HAT changes for Holland are likely to result from the present war?
Let me, as an irresponsible journalist, try to estimate them, and try to forecast what Holland is likely to do in the next few months. I do not want for a moment to suggest what Dutchmen ought to do; this preaching to highly intelligent neutrals is not a writer's business, but I want to imagine how things must look in the private mind of a wary patriotic Hollander, and to guess what may be the outcome. Because in many ways Holland does seem to hold the key to the present situation.
It is clear that whatever fears may have been felt for the integrity of Holland at the beginning of the war must now be very much abated. The risk of Germany attacking Holland diminishes with each day of German failure, and the whole case and righteousness of the Allies rests upon their respect for Holland. Holland's position as regards Germany now is extraordinarily strong materially, and as regards the Allies it is overwhelmingly strong morally. has behaved patiently and sanely through a trying crisis. She has endured much almost inevitable provocation and temp

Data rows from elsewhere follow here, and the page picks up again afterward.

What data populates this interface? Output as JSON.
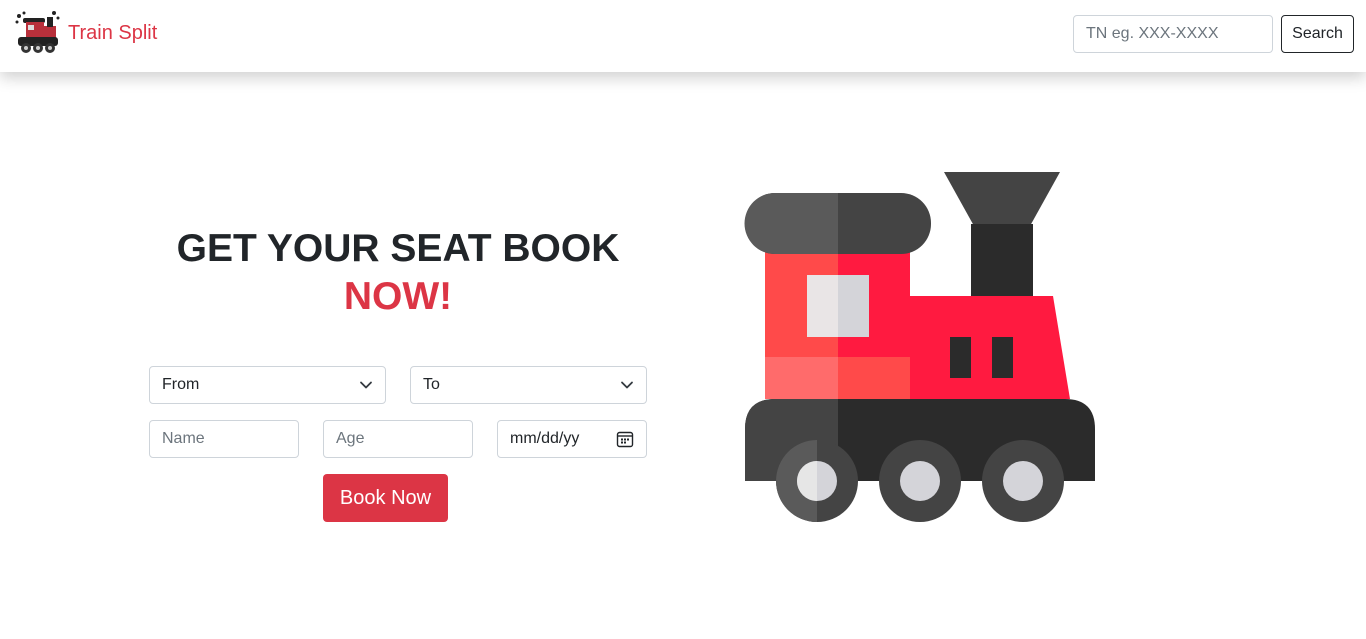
{
  "navbar": {
    "brand_name": "Train Split",
    "brand_icon": "steam-locomotive-logo-icon",
    "search": {
      "placeholder": "TN eg. XXX-XXXX",
      "value": ""
    },
    "search_button_label": "Search"
  },
  "hero": {
    "title_line1": "GET YOUR SEAT BOOK",
    "title_line2": "NOW!"
  },
  "form": {
    "from_select": {
      "selected": "From"
    },
    "to_select": {
      "selected": "To"
    },
    "name_field": {
      "placeholder": "Name"
    },
    "age_field": {
      "placeholder": "Age"
    },
    "date_field": {
      "value": "mm/dd/yy"
    },
    "book_button_label": "Book Now"
  },
  "illustration": {
    "icon": "locomotive-illustration"
  },
  "colors": {
    "accent": "#dc3545",
    "text_dark": "#212529",
    "border": "#ced4da",
    "placeholder": "#6c757d",
    "train_red": "#ff1a40",
    "train_dark": "#2b2b2b"
  }
}
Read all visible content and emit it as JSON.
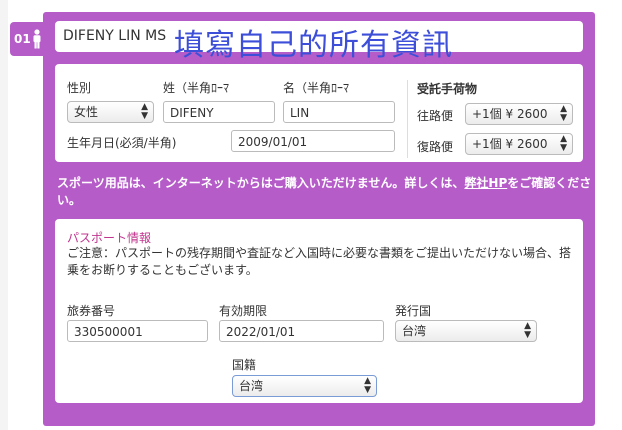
{
  "section_number": "01",
  "icon": "person-icon",
  "accent_color": "#b55cc9",
  "passenger_name": "DIFENY LIN MS",
  "overlay_text": "填寫自己的所有資訊",
  "personal": {
    "gender_label": "性別",
    "gender_value": "女性",
    "surname_label": "姓（半角ﾛｰﾏ",
    "surname_value": "DIFENY",
    "given_label": "名（半角ﾛｰﾏ",
    "given_value": "LIN",
    "dob_label": "生年月日(必須/半角)",
    "dob_value": "2009/01/01"
  },
  "baggage": {
    "title": "受託手荷物",
    "outbound_label": "往路便",
    "outbound_value": "+1個 ¥ 2600",
    "return_label": "復路便",
    "return_value": "+1個 ¥ 2600"
  },
  "notice": {
    "before": "スポーツ用品は、インターネットからはご購入いただけません。詳しくは、",
    "link": "弊社HP",
    "after": "をご確認ください。"
  },
  "passport": {
    "title": "パスポート情報",
    "description": "ご注意：パスポートの残存期間や査証など入国時に必要な書類をご提出いただけない場合、搭乗をお断りすることもございます。",
    "number_label": "旅券番号",
    "number_value": "330500001",
    "expiry_label": "有効期限",
    "expiry_value": "2022/01/01",
    "country_label": "発行国",
    "country_value": "台湾",
    "nationality_label": "国籍",
    "nationality_value": "台湾"
  }
}
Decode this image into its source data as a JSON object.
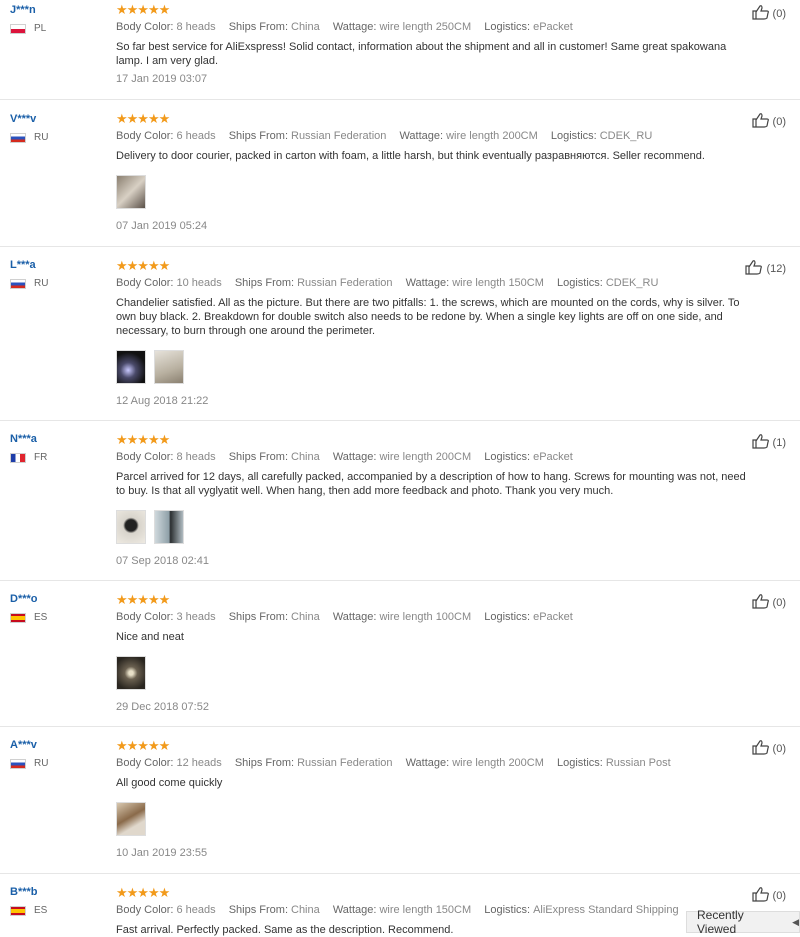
{
  "stars": "★★★★★",
  "labels": {
    "body_color": "Body Color:",
    "ships_from": "Ships From:",
    "wattage": "Wattage:",
    "logistics": "Logistics:"
  },
  "reviews": [
    {
      "user": "J***n",
      "country": "PL",
      "flag": "pl",
      "body_color": "8 heads",
      "ships_from": "China",
      "wattage": "wire length 250CM",
      "logistics": "ePacket",
      "text": "So far best service for AliExspress! Solid contact, information about the shipment and all in customer! Same great spakowana lamp. I am very glad.",
      "date": "17 Jan 2019 03:07",
      "helpful": "(0)"
    },
    {
      "user": "V***v",
      "country": "RU",
      "flag": "ru",
      "body_color": "6 heads",
      "ships_from": "Russian Federation",
      "wattage": "wire length 200CM",
      "logistics": "CDEK_RU",
      "text": "Delivery to door courier, packed in carton with foam, a little harsh, but think eventually разравняются. Seller recommend.",
      "date": "07 Jan 2019 05:24",
      "helpful": "(0)"
    },
    {
      "user": "L***a",
      "country": "RU",
      "flag": "ru",
      "body_color": "10 heads",
      "ships_from": "Russian Federation",
      "wattage": "wire length 150CM",
      "logistics": "CDEK_RU",
      "text": "Chandelier satisfied. All as the picture. But there are two pitfalls: 1. the screws, which are mounted on the cords, why is silver. To own buy black. 2. Breakdown for double switch also needs to be redone by. When a single key lights are off on one side, and necessary, to burn through one around the perimeter.",
      "date": "12 Aug 2018 21:22",
      "helpful": "(12)"
    },
    {
      "user": "N***a",
      "country": "FR",
      "flag": "fr",
      "body_color": "8 heads",
      "ships_from": "China",
      "wattage": "wire length 200CM",
      "logistics": "ePacket",
      "text": "Parcel arrived for 12 days, all carefully packed, accompanied by a description of how to hang. Screws for mounting was not, need to buy. Is that all vyglyatit well. When hang, then add more feedback and photo. Thank you very much.",
      "date": "07 Sep 2018 02:41",
      "helpful": "(1)"
    },
    {
      "user": "D***o",
      "country": "ES",
      "flag": "es",
      "body_color": "3 heads",
      "ships_from": "China",
      "wattage": "wire length 100CM",
      "logistics": "ePacket",
      "text": "Nice and neat",
      "date": "29 Dec 2018 07:52",
      "helpful": "(0)"
    },
    {
      "user": "A***v",
      "country": "RU",
      "flag": "ru",
      "body_color": "12 heads",
      "ships_from": "Russian Federation",
      "wattage": "wire length 200CM",
      "logistics": "Russian Post",
      "text": "All good come quickly",
      "date": "10 Jan 2019 23:55",
      "helpful": "(0)"
    },
    {
      "user": "B***b",
      "country": "ES",
      "flag": "es",
      "body_color": "6 heads",
      "ships_from": "China",
      "wattage": "wire length 150CM",
      "logistics": "AliExpress Standard Shipping",
      "text": "Fast arrival. Perfectly packed. Same as the description. Recommend.",
      "date": "",
      "helpful": "(0)"
    }
  ],
  "recently_viewed": "Recently Viewed"
}
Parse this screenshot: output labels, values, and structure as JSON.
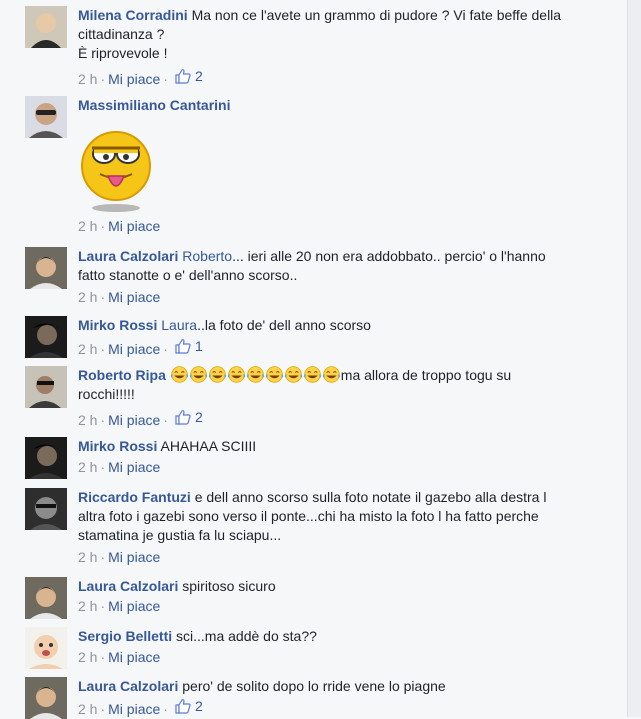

That is the interesting thing about the Dutch position now. The Dutch hold a sword at the back of Germany. they to come into the war on the German side, they would, no doubt, provide a most effective but certainly not a decisive reinforcement to the German western front, but they would also lay open a convenient way for the Allies to the vital part of Germany, Westphalia. But were they to come in on the side of the Allies they would at once deliver a conclusive blow. They could cut the main communications of the German Army in Flanders, they could round up and assist to capture a very large portion of the German western forces, and they could open the road not only to attack but to turn the Rhine defenses. In fact, they could finish Germany.
This situation is already fairly obvious; I betray no strategic secret; it must become manifest to every Dutchman before many more weeks. One has but to look at the map. Every day now diminishes the possibility of Germany being